Lines with the word "icon" are the answer; copy each of them from the data below.

== DATA FOR THIS TASK ==

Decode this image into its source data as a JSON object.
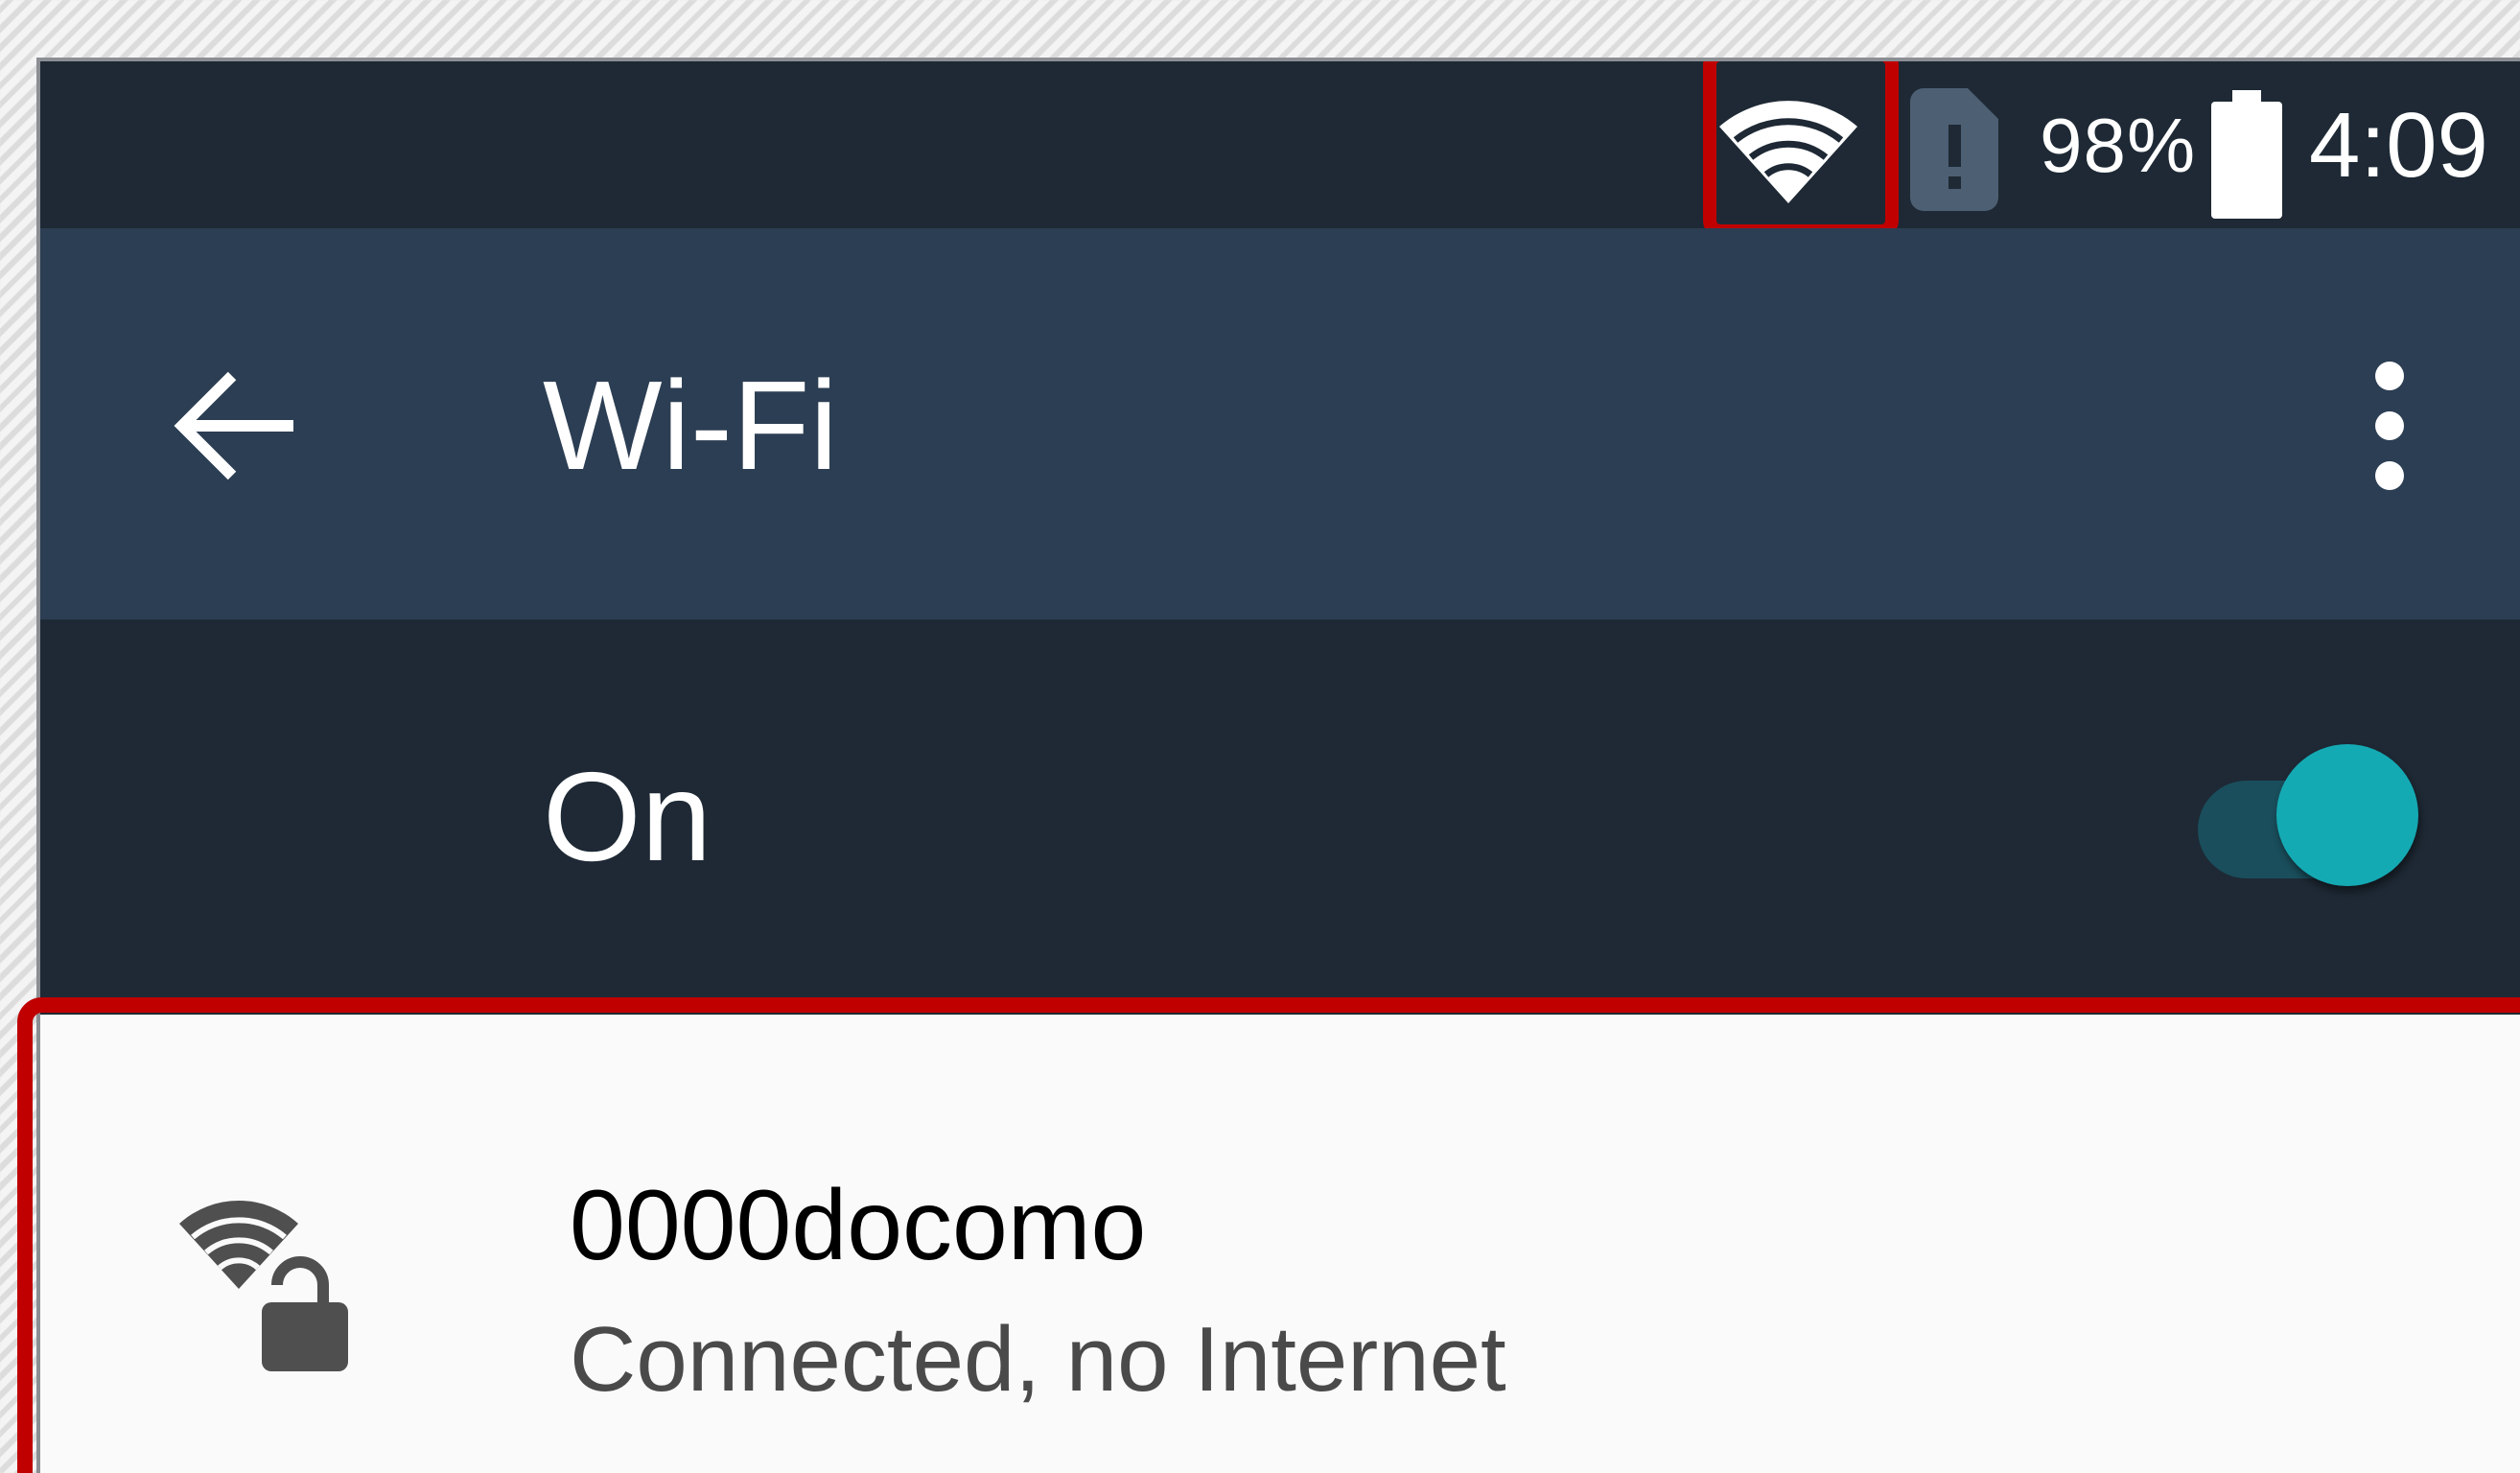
{
  "status_bar": {
    "wifi_icon": "wifi-full-icon",
    "sim_icon": "sim-card-alert-icon",
    "battery_percent": "98%",
    "battery_icon": "battery-icon",
    "time": "4:09",
    "highlight_color": "#c00000"
  },
  "app_bar": {
    "back_icon": "arrow-back-icon",
    "title": "Wi-Fi",
    "overflow_icon": "more-vert-icon",
    "background_color": "#2c3e53"
  },
  "wifi_toggle": {
    "label": "On",
    "state": true,
    "accent_color": "#14aab4"
  },
  "networks": [
    {
      "name": "0000docomo",
      "status": "Connected, no Internet",
      "icon": "wifi-lock-icon",
      "secured": true
    }
  ],
  "colors": {
    "status_bar_bg": "#1e2935",
    "toggle_row_bg": "#1e2935",
    "list_bg": "#fafafa",
    "highlight": "#c00000"
  }
}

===

[EXERCISE OUTPUT]:
    "wifi_icon": "wifi-full-icon",
    "sim_icon": "sim-card-alert-icon",
    "battery_icon": "battery-icon",
    "back_icon": "arrow-back-icon",
    "overflow_icon": "more-vert-icon",
      "icon": "wifi-lock-icon",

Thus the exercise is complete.